Negative Effects of Non-Tariff Trade Barriers on the Welfare of Indonesians
Iqbal Dawam Wibisono
High food prices have undermined Indonesia's effort to reduce poverty and improve health and nutrition indicators. It is estimated that for every 1% increase in price, the national poverty headcount rises by 1%. A significant contributor to high food prices is the prevalence of non-tariff measures (NTM) in the international trade of food and agriculture products. Some assessments have been made and they showed how the removal of non-tariff measures on food and agricultural goods would support poverty reduction and nutritional improvement. Removing non-tariff measures on rice and meat, for example, could lead to an overall reduction in poverty rate of 2.8 percent percentage points.
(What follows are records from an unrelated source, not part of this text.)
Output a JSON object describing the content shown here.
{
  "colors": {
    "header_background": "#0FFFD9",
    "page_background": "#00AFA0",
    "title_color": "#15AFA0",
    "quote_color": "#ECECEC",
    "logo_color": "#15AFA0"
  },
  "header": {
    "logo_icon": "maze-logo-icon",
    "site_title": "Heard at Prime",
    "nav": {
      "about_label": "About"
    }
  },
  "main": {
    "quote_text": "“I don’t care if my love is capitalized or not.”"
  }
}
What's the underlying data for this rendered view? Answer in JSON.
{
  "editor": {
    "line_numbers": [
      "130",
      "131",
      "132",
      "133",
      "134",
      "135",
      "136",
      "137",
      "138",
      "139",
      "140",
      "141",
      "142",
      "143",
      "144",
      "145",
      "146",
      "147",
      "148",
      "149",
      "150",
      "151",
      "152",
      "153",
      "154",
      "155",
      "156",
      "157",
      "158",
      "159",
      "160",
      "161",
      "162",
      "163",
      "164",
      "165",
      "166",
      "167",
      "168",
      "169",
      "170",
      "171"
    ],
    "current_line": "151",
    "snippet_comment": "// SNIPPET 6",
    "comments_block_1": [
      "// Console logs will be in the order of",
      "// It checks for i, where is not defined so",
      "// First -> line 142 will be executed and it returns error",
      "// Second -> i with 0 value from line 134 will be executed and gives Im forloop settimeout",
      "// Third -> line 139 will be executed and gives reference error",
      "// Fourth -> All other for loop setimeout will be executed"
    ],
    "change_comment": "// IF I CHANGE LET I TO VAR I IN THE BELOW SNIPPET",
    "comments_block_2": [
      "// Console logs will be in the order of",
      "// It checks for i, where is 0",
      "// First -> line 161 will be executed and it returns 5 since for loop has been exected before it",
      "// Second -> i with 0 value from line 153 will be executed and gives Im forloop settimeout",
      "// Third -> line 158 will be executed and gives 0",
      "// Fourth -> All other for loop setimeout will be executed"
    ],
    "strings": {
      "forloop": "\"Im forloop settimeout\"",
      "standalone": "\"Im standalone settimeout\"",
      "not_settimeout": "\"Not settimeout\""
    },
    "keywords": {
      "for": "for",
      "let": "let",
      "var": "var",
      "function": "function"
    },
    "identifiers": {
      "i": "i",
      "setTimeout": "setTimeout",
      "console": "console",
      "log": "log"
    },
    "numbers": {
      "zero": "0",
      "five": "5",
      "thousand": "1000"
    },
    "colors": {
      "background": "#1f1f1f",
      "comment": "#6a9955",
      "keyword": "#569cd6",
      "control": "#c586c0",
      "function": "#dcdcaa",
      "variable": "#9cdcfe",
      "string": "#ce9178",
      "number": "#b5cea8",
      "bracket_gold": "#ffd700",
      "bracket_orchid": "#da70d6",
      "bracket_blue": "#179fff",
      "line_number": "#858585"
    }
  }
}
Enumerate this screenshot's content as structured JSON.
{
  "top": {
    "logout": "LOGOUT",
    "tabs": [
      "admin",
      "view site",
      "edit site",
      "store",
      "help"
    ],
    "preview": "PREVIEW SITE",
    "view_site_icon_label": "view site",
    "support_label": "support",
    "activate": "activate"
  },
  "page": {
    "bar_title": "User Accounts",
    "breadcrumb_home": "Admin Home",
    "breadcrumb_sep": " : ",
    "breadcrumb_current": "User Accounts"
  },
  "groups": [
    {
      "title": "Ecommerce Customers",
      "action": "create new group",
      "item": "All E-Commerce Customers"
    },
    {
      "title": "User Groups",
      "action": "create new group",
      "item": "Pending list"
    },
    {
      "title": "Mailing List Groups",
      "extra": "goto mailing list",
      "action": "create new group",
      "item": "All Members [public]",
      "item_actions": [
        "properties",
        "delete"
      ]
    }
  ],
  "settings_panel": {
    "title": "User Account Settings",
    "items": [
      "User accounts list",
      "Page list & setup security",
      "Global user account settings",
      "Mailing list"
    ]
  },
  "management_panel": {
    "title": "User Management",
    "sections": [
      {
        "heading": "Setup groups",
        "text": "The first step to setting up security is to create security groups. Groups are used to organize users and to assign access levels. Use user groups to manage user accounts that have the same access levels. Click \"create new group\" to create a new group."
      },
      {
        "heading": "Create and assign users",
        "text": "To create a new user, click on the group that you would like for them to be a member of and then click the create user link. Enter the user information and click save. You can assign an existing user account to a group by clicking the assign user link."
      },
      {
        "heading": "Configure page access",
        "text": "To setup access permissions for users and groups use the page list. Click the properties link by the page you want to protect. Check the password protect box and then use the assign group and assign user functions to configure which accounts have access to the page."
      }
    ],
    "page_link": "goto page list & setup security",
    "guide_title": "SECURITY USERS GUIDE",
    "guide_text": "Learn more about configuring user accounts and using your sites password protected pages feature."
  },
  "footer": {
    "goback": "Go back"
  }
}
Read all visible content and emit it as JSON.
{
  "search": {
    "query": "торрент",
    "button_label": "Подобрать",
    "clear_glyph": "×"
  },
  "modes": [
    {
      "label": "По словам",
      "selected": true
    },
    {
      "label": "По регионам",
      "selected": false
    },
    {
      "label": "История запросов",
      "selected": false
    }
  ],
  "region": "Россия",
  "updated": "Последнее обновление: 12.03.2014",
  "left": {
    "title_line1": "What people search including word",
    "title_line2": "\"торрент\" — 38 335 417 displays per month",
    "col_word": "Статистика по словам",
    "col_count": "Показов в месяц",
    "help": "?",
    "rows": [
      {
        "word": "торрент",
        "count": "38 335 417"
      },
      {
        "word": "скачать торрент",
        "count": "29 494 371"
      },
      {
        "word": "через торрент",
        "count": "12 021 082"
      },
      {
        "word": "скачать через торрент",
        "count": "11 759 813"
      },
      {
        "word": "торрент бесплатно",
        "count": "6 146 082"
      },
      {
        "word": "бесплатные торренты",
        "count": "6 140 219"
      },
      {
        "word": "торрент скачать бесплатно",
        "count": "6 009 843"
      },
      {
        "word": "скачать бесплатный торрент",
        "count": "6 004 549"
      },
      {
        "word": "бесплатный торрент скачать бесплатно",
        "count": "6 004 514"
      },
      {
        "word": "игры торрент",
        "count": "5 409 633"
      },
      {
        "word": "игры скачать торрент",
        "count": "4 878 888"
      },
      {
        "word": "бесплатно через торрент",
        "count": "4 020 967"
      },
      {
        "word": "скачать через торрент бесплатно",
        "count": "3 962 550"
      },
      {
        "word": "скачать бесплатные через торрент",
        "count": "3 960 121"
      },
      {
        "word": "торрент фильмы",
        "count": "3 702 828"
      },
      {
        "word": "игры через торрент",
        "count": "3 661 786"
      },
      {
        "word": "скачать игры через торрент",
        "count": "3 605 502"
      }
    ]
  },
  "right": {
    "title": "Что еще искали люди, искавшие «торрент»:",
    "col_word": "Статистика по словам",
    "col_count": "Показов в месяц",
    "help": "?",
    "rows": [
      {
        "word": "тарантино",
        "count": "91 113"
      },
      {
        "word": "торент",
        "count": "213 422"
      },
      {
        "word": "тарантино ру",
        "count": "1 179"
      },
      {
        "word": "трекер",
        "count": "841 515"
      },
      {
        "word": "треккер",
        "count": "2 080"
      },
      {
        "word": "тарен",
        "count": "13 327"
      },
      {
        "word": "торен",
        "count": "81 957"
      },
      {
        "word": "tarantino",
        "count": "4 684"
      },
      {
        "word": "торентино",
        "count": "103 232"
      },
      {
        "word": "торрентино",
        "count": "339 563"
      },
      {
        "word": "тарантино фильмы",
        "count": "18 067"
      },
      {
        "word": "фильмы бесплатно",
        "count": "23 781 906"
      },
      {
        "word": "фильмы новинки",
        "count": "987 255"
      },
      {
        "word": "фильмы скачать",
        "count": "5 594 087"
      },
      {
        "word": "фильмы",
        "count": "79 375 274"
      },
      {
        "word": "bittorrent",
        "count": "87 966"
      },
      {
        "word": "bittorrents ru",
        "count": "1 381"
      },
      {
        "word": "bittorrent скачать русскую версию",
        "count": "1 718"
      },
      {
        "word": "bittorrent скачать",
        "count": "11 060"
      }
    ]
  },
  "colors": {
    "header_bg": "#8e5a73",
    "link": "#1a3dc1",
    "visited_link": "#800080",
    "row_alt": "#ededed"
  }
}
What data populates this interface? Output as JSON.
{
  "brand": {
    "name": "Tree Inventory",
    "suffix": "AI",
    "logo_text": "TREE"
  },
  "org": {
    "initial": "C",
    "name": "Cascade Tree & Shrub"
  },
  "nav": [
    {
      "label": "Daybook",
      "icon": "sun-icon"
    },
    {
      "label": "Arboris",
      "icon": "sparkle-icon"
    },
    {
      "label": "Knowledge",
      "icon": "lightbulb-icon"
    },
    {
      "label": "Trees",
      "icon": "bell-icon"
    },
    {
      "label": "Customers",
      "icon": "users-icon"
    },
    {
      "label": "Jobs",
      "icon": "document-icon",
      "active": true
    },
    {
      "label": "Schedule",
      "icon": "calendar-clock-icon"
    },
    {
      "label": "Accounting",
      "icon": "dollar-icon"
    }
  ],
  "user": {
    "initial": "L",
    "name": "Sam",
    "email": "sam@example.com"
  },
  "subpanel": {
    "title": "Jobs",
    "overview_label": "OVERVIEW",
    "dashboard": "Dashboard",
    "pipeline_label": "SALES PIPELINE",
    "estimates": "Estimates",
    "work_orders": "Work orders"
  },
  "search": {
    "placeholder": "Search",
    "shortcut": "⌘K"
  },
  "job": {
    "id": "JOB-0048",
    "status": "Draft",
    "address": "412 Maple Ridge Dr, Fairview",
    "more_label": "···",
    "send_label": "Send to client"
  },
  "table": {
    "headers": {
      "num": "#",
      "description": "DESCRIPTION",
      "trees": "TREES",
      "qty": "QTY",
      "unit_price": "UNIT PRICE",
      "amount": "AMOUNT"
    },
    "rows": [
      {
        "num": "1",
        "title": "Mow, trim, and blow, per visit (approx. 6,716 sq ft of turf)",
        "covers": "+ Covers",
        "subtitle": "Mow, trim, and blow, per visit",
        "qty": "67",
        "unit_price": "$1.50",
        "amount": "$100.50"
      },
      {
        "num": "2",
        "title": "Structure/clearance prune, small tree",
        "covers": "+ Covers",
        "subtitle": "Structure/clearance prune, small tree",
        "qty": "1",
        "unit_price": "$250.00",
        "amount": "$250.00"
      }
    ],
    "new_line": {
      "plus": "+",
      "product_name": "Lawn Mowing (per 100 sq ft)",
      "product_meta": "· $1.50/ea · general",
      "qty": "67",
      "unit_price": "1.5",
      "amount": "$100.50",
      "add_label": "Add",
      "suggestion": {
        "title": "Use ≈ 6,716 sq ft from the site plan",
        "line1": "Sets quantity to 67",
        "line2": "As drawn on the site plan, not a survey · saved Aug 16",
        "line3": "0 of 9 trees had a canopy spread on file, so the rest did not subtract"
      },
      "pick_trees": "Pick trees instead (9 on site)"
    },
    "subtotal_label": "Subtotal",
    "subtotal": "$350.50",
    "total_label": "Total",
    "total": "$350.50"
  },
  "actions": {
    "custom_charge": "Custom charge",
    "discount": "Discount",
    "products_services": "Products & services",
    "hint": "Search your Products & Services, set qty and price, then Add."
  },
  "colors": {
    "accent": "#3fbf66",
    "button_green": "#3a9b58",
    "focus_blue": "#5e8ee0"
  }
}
Two moves could be considered to gain the most significant benefits from the removal of non-tariff measures: the removal of quotas and the application of automatic import licensing. The liberalisation of food trade must also be accompanied by heightened competition among importers, system improvements to facilitate import processes, and innovative agriculture policies to boost the competitiveness of domestic producers.